Task:
Give back the full data, unchanged and complete.

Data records
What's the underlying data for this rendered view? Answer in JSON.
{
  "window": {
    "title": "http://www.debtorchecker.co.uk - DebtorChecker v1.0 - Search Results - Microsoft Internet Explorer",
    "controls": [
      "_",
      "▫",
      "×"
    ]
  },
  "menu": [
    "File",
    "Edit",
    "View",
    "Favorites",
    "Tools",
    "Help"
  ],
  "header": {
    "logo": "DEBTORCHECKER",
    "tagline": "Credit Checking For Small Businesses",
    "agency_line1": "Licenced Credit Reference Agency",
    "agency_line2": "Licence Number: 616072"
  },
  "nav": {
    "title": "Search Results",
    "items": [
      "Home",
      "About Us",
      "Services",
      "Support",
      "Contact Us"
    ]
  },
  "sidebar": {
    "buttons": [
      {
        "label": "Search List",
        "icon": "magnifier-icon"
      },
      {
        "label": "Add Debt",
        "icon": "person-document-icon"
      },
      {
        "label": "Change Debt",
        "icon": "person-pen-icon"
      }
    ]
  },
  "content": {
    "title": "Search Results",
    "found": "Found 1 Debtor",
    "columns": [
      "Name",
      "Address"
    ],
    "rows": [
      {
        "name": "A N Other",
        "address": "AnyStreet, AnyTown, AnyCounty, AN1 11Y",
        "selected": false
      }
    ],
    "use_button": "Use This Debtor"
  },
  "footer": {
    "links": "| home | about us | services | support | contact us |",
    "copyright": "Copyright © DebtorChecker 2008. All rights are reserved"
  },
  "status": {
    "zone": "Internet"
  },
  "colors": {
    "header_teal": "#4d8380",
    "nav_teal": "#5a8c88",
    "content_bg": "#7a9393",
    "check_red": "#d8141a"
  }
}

Final answer:
What's the underlying data for this rendered view? Answer in JSON.
{
  "window": {
    "title": "http://www.debtorchecker.co.uk - DebtorChecker v1.0 - Search Results - Microsoft Internet Explorer",
    "controls": [
      "_",
      "▫",
      "×"
    ]
  },
  "menu": [
    "File",
    "Edit",
    "View",
    "Favorites",
    "Tools",
    "Help"
  ],
  "header": {
    "logo": "DEBTORCHECKER",
    "tagline": "Credit Checking For Small Businesses",
    "agency_line1": "Licenced Credit Reference Agency",
    "agency_line2": "Licence Number: 616072"
  },
  "nav": {
    "title": "Search Results",
    "items": [
      "Home",
      "About Us",
      "Services",
      "Support",
      "Contact Us"
    ]
  },
  "sidebar": {
    "buttons": [
      {
        "label": "Search List",
        "icon": "magnifier-icon"
      },
      {
        "label": "Add Debt",
        "icon": "person-document-icon"
      },
      {
        "label": "Change Debt",
        "icon": "person-pen-icon"
      }
    ]
  },
  "content": {
    "title": "Search Results",
    "found": "Found 1 Debtor",
    "columns": [
      "Name",
      "Address"
    ],
    "rows": [
      {
        "name": "A N Other",
        "address": "AnyStreet, AnyTown, AnyCounty, AN1 11Y",
        "selected": false
      }
    ],
    "use_button": "Use This Debtor"
  },
  "footer": {
    "links": "| home | about us | services | support | contact us |",
    "copyright": "Copyright © DebtorChecker 2008. All rights are reserved"
  },
  "status": {
    "zone": "Internet"
  },
  "colors": {
    "header_teal": "#4d8380",
    "nav_teal": "#5a8c88",
    "content_bg": "#7a9393",
    "check_red": "#d8141a"
  }
}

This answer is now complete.